Plastics industry members consider medical products, such as devices and disposables, as recession-proof, since people will always need medical care. While this may be wishful thinking, Ernst & Young's Pulse of the Industry: Medical Technology report for 2009 isn't so optimistic. The overhaul of the U.S. healthcare system brought uncertainty to the industry, and Congress is even considering a "device tax" to help pay the tab for this new legislation.
"The industry's financial performance.has largely held steady," the report noted. "The revenues of publicly traded medtech companies in the U.S. and Europe grew 11 percent to $289 billion." However, the report acknowledged what any company in this sector already knows: "The recession does appear to have taken a toll in the first half of 2009, when revenues remained essentially flat (a decline of less than 1 percent) compared to the same period in 2008."
But the industry generally supports the reform. "While we remain concerned about the effects of the medical technology tax, we applaud expanded insurance coverage for millions of American families and the significant progress in a number of important areas.No industry is better positioned to lead in job creation and trade than the medical technology and diagnostics industry," said Stephen J. Ubl, president and CEO of the Advanced Medical Technology Association (AdvaMed), in a March 21 statement released after the U.S. House of Representatives voted on the passage of healthcare reform legislation.
Appliances tend to follow residential construction trends, and since that sector has been in the doldrums for more than 18 months, so, too, has the appliance industry. However, most of the major appliance manufacturers haven't stopped creating new features and colors to tempt consumers. While sales aren't red-hot, global demand for major household appliances is forecast to rise 2.8 percent annually through 2013, approaching 500 million units, according to a market study from the Freedonia Group, a Cleveland-based market research firm. However, much of that won't be from the U.S. market, but market penetration in developing countries. In developed regions, sales will depend primarily on steady replacement demand, new home building, and the development of new features which prompt upgrading.
In the United States, the recent "Cash for Appliances" program provided a boost for manufacturers and encouraged consumers to replace their older, less energy-efficient appliances with new Energy Star appliances.

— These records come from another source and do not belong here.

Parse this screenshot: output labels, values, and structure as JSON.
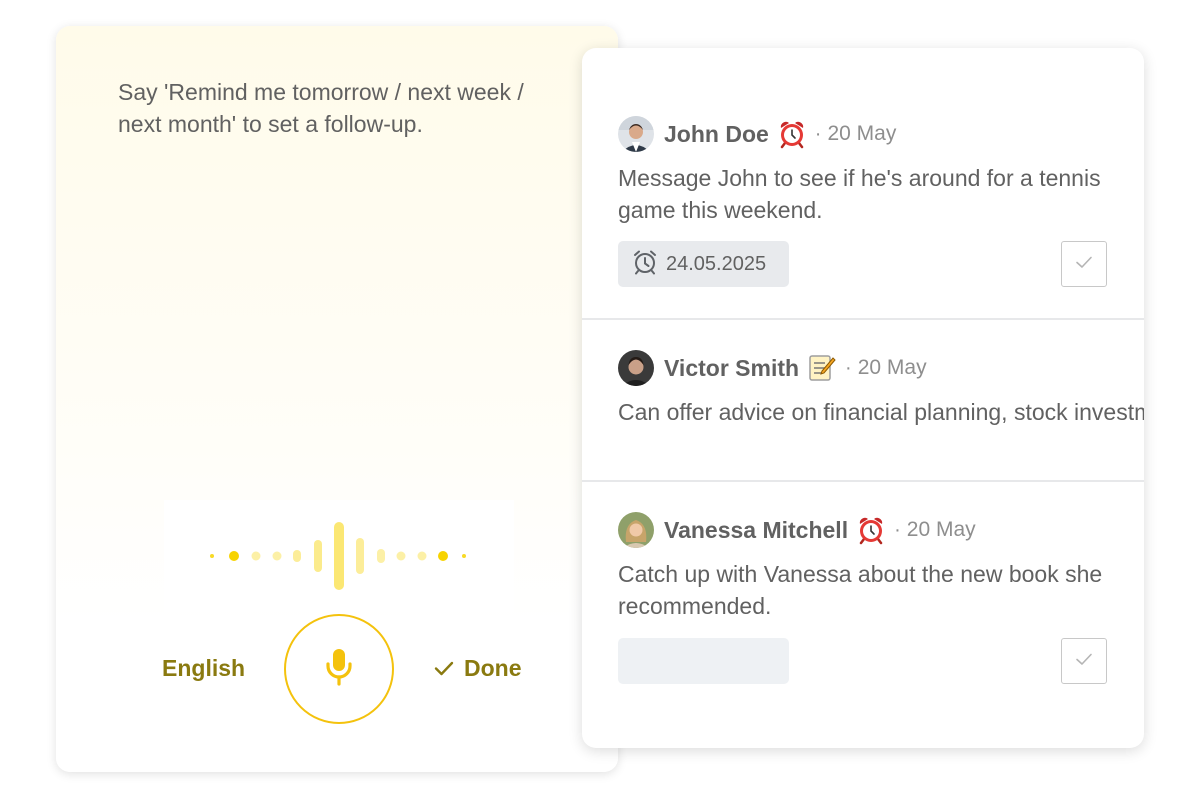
{
  "voice": {
    "prompt": "Say 'Remind me tomorrow / next week / next month' to set a follow-up.",
    "language_label": "English",
    "done_label": "Done",
    "accent_color": "#f4c20d",
    "label_color": "#8a7a10",
    "icons": {
      "mic": "microphone-icon",
      "done": "checkmark-icon"
    }
  },
  "reminders": [
    {
      "name": "John Doe",
      "status_icon": "alarm-clock-icon",
      "separator": "·",
      "date": "20 May",
      "text": "Message John to see if he's around for a tennis game this weekend.",
      "reminder_date": "24.05.2025",
      "completed": false
    },
    {
      "name": "Victor Smith",
      "status_icon": "memo-icon",
      "separator": "·",
      "date": "20 May",
      "text": "Can offer advice on financial planning, stock investments, and budgeting for business ne..."
    },
    {
      "name": "Vanessa Mitchell",
      "status_icon": "alarm-clock-icon",
      "separator": "·",
      "date": "20 May",
      "text": "Catch up with Vanessa about the new book she recommended.",
      "reminder_date": "",
      "completed": false
    }
  ]
}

While the government-sponsored program pumped up sales for the first two quarters of this year, appliance makers expect that when the incentive ceases, sales will likely fall to pre-program levels.
Factory unit shipments increased in March in most of the appliance categories tracked by the Association of Home Appliance Manufacturers. Shipments in the AHAM 6 category of appliances - which consists of washers, dryers, refrigerators, freezers, ranges, and ovens - were up 9.3 percent in March 2010 with more than four million units shipped, compared to 3.675 million units shipped in March 2009. Year-to-date shipments of appliances in the AHAM 6 category were up 5.5 percent from the nearly 8.6 million appliances shipped in the same time period in 2009.
According to the Freedonia Group, there are approximately 50 or so major players in the appliance industry, with the top seven - Whirlpool, Electrolux, Haier, BSH Bosch and Siemens, Panasonic, LG Electronics, and General Electric - holding the lion's share of the market. That group accounted for 57 percent of the global market share in value terms in 2008, the year the report was released. These top companies manufacture multiple appliance lines, giving them an overall competitive edge.
Whirlpool dominates appliances with a 36 percent market share, and its Amana and Maytag subsidiaries take another 12 percent of the market. Whirlpool's first quarter 2010 sales in North America were $2.3 billion, up 7 percent from the same period in 2009, and supported by the $300 million government rebate program to stimulate consumer spending. "We are pleased with the strong operational performance in all of our regions," says Jeff M. Fettig, chairman and CEO of Whirlpool Corp. "We're encouraged with the 18 percent increase in our global unit volumes during the quarter."
In North America, Whirlpool launched a new Vantage brand laundry pair, a side-by-side refrigerator, and a tall-tub dishwasher that holds up to 12 place settings. Its KitchenAid brand introduced a new French door refrigerator.
It's good to supply plastic parts to the appliance industry, according to one molder. Jack Shedd, vice president of sales and marketing for custom molder and contract manufacturer Hoffer Plastics in South Elgin, Illinois, who spoke at the American Mold Builders Association annual convention this year. The appliance industry is one of Hoffer's major markets, and Shedd has worked for years with appliances.
The appliance industry tends to have high volumes, providing opportunities for plastics processors, Shedd says. A Whirlpool factory in Clyde, Ohio makes 22,000 top-load washers a day, and "they make these in the United States because they can't make it in Mexico and ship it back into the [United States] cost effectively," Shedd says. Whirlpool has 25 North American assembly locations and uses lots of plastics.
The appliance market typically has a three year "refresh" cycle in which it uses the same platforms with new features, Shedd says. This drives consumers to purchase new appliances even if their older ones are still in good condition.